-------- SOURCE INFORMATION

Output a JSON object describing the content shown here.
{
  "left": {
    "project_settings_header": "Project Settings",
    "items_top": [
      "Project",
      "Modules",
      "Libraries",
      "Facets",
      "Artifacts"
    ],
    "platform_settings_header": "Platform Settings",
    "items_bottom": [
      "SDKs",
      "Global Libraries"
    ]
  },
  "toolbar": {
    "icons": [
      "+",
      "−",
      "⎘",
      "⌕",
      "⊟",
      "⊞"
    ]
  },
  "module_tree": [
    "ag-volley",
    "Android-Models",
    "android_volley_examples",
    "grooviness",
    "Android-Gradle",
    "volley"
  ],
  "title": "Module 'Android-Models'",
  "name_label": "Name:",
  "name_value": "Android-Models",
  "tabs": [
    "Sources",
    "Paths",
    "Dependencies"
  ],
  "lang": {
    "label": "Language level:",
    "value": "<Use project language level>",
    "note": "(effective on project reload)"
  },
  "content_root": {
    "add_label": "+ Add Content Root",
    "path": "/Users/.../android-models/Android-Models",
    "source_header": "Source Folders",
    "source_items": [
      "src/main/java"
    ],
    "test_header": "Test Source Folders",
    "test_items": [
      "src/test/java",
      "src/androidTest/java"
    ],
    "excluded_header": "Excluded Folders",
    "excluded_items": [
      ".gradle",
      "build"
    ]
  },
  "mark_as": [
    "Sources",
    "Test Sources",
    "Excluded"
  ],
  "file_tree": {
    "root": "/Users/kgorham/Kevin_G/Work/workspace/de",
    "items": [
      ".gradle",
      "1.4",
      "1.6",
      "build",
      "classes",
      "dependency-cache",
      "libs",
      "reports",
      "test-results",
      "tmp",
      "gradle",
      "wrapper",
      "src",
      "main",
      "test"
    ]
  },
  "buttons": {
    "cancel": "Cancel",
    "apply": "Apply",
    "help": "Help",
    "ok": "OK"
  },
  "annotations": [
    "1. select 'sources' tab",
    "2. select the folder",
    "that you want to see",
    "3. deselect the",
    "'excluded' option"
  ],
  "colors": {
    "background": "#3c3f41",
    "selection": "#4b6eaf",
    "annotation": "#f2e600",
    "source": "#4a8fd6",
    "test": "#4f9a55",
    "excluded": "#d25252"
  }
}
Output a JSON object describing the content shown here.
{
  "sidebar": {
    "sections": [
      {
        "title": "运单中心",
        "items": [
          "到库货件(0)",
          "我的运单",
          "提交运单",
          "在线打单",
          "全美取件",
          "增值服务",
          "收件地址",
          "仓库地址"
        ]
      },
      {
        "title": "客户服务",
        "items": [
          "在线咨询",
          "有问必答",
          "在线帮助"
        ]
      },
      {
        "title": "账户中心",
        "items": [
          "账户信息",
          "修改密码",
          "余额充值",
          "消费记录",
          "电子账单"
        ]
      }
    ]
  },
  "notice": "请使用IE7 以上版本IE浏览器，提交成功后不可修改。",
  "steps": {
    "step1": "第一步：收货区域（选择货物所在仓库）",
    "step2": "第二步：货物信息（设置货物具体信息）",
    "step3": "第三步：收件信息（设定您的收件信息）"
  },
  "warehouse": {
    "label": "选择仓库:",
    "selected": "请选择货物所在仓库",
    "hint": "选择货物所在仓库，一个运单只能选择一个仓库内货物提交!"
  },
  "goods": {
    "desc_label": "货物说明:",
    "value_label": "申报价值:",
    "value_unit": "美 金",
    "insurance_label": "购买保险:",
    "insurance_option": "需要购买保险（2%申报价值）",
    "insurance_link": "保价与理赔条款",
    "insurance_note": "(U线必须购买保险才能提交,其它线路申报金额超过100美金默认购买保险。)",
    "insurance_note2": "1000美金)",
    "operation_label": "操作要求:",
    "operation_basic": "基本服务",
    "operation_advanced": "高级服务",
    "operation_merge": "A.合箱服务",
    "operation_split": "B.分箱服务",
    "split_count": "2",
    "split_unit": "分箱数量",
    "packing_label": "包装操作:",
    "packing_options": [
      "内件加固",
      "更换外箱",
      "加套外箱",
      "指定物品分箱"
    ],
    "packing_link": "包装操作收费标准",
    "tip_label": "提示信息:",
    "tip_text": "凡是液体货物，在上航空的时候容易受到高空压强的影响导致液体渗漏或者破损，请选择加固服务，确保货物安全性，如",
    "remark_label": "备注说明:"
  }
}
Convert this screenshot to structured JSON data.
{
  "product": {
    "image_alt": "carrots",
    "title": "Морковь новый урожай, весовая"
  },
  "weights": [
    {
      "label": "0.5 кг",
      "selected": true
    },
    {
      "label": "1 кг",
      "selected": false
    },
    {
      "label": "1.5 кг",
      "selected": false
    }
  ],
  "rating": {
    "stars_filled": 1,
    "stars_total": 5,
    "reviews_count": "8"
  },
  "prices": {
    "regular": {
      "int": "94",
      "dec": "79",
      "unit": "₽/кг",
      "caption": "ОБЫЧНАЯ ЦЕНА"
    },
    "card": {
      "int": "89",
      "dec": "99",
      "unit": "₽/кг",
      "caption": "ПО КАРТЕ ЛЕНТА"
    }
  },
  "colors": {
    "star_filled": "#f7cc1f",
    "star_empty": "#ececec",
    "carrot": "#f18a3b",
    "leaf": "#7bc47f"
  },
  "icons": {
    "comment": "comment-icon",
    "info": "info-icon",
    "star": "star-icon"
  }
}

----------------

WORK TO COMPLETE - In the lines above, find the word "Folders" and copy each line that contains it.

SOLUTION TO THIS PROBLEM -
    "source_header": "Source Folders",
    "test_header": "Test Source Folders",
    "excluded_header": "Excluded Folders",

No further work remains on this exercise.